Brush Fire Conditions Spark Concerns
Abnormally warm temperatures and unusually dry conditions have started a series of brush fires in the area.
A mild winter may have been good for municipalites and their snow removal budget, but as spring begins the atypical weather pattern has increased the risk of brush fires.
Recently the Chester Township Police and the Chester Fire Company No. responded to a fire on Old Four Bridges Road that consumed a half acre of land before being extinguished. The cause of the fire was believed to be an extinguished cigar.
Regardless of the cause, the fires are something the Chester Township Police take seriously.
“These brush fires always have the potential to cause wide spread damage to property and injury to first responders and homeowners alike,” Chester Township Police Chief Wayne Martini said. “Fortunately, there was little wind that day and the quick response of fire personnel put a leash on the fire before it had time to get out of hand.”
Even more recently, on March 24, the police, the Chester Volunteer Fire Company and NJ Forest Fire Service were called to the area of State Park Road for a reported brush fire near a residence.
The residents were evacuated from their home while the fire companies worked to extinguish the fire. There were no injuries and no damage to structures and the family was able to return to their residence shortly thereafter. However, the resident was burning brush in a barrel when a gust of wind carried some embers away and set the woods on fire.
According to Scott Mortensen of the New Jersey Forest Fire Service, the local fire wardens have been on alert due to the dry, warm conditions experienced over the winter. The wardens look where the danger of wildfire may exist.
“This includes places like the Township of Chester which has not only a fair amount of open space but something else, termed 'wildland urban interface' where improved properties (homes) meet the natural surroundings,” Mortensen said. “It is these areas which cause us the most concern as they effect all three of the items we are trying to protect, life property and natural resources.”

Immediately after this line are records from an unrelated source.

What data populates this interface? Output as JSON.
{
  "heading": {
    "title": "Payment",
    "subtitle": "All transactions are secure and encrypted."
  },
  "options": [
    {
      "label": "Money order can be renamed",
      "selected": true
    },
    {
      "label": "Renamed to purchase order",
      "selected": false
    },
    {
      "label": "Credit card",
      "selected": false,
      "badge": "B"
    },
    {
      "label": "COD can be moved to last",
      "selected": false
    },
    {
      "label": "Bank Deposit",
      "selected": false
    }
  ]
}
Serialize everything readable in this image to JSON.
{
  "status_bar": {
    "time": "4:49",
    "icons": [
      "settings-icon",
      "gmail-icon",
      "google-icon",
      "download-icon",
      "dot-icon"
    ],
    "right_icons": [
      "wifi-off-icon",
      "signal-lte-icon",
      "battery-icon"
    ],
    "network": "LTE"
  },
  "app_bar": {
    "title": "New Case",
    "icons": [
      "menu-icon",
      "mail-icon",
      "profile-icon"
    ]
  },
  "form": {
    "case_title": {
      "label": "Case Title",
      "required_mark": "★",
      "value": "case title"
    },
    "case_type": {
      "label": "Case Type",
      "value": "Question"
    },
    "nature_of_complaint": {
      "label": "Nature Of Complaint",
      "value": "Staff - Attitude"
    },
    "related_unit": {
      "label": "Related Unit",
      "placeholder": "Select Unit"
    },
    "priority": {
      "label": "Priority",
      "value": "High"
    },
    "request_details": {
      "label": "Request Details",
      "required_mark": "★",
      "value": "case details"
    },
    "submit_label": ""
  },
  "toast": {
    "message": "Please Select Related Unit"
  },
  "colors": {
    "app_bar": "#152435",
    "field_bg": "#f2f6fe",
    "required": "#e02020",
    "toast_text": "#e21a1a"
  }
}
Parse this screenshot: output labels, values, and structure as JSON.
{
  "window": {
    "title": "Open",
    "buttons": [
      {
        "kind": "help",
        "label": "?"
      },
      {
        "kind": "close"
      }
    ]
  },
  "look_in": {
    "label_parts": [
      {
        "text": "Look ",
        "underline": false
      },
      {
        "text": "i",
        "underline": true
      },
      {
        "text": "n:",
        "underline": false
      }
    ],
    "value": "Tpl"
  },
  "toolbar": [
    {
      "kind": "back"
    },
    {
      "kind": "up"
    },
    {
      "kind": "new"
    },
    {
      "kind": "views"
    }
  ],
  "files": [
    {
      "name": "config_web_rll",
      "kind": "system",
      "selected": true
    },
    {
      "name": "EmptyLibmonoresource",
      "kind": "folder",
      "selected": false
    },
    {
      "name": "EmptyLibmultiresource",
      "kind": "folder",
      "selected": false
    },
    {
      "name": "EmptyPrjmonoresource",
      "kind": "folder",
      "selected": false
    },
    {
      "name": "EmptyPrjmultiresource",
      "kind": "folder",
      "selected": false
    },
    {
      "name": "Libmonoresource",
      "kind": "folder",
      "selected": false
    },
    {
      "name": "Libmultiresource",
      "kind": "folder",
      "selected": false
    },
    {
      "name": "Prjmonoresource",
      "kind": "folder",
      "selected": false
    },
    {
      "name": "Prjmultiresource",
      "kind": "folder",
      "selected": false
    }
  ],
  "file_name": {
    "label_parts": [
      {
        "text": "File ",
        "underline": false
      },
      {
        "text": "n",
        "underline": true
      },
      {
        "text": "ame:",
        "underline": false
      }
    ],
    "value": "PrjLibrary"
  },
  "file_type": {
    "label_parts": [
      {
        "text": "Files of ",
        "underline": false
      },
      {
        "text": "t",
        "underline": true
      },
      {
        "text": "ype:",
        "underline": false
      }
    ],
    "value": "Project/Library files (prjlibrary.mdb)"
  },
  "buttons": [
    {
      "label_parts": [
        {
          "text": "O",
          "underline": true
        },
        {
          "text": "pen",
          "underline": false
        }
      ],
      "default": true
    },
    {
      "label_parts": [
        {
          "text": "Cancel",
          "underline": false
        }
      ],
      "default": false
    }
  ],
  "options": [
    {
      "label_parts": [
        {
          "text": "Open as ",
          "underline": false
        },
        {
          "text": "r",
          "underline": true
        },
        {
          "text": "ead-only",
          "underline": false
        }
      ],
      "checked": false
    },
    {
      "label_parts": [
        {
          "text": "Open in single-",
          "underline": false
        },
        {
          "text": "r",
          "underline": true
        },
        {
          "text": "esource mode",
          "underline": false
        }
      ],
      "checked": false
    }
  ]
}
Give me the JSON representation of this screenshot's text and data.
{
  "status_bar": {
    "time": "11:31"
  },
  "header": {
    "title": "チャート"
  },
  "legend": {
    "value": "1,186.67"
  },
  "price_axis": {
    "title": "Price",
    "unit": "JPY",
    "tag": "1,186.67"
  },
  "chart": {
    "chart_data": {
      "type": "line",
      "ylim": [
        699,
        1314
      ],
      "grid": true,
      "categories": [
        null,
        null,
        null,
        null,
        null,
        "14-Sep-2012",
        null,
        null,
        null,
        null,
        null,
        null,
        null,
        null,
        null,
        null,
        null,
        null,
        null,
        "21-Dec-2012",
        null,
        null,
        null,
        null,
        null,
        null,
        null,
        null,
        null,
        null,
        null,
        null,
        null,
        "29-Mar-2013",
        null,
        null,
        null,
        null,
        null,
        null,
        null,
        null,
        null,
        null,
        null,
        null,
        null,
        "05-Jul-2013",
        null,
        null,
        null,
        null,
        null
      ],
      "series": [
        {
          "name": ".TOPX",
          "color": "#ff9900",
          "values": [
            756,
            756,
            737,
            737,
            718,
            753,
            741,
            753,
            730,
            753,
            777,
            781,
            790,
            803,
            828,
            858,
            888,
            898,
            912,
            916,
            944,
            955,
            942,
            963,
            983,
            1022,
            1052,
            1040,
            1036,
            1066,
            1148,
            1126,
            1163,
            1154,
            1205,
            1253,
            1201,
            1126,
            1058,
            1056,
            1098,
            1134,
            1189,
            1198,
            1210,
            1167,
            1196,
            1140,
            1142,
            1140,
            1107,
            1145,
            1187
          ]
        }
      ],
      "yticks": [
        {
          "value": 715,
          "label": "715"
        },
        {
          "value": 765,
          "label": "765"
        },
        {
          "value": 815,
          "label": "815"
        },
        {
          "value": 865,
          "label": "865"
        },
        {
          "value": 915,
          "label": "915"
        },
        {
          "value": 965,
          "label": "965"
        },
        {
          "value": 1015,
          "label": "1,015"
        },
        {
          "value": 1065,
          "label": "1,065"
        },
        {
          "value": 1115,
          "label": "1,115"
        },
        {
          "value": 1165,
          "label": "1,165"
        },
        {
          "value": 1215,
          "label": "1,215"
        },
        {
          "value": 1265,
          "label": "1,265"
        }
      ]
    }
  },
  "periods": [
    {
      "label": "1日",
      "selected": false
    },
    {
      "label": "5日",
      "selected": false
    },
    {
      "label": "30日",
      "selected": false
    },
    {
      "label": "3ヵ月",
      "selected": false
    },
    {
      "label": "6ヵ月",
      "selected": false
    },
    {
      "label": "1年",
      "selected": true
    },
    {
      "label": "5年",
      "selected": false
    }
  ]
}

For his part, Mortensen sees the mitigation of these dangers through vigilance of his organization and close communication with the local fire departments.
“By doing so we are able to safely utilize the least amount of resources, saving the taxpayers money,” Mortensen said. “While simultaneously meeting the goals of both agencies as well as the general public.”
Fire prevention through education and public awareness is key, and to that end, Mortensen and the New Jersey Forest Fire Service have a few reminders for the public:
- Make sure your home is numbered, in a conspicuous location.
- Keep flammables, such as accumulated leaves and pine needles away from your home. This includes out of the gutters and off the roof.
- Stack firewood at least 30' away from the house and dispose ashes properly as they should be cold, to the touch, prior to leaving them unattended.
- Make sure access to your property is available for emergency apparatus. 16' wide is a good guideline.
- All occupants, including children, should no to never to play with matches and how to dial emergency (911) help, should it be necessary.
- Plan a safe escape route for you and your family including a 'meeting place' where all can re-assemble.
- Never burn without a permit and never leave a fire unattended. This includes barbecues, chimineas, etc.
- Should a fire occur, call 911 immediately. Do not hesitate!
As the lead agency in the state, the New Jersey Forest Fire Service is responsible for protecting life, property and natural resources from the threat of wildfire. Our goal is to limit the number of wildfires annually to under 2,000 and the acreage burned to less than 1/2 of 1% of the total protected area of 3.15 million acres. This translates to 15,000 acres. Some of their preventative action includes fire hazard mitigation, including prescribed (controlled) burning; improved training throughout the agency as well as local departments, followed by a safe and aggressive initial attack on any reported wildfires.
Additional information available at http://www.state.nj.us/dep/parksandforests/fire/aboutus.html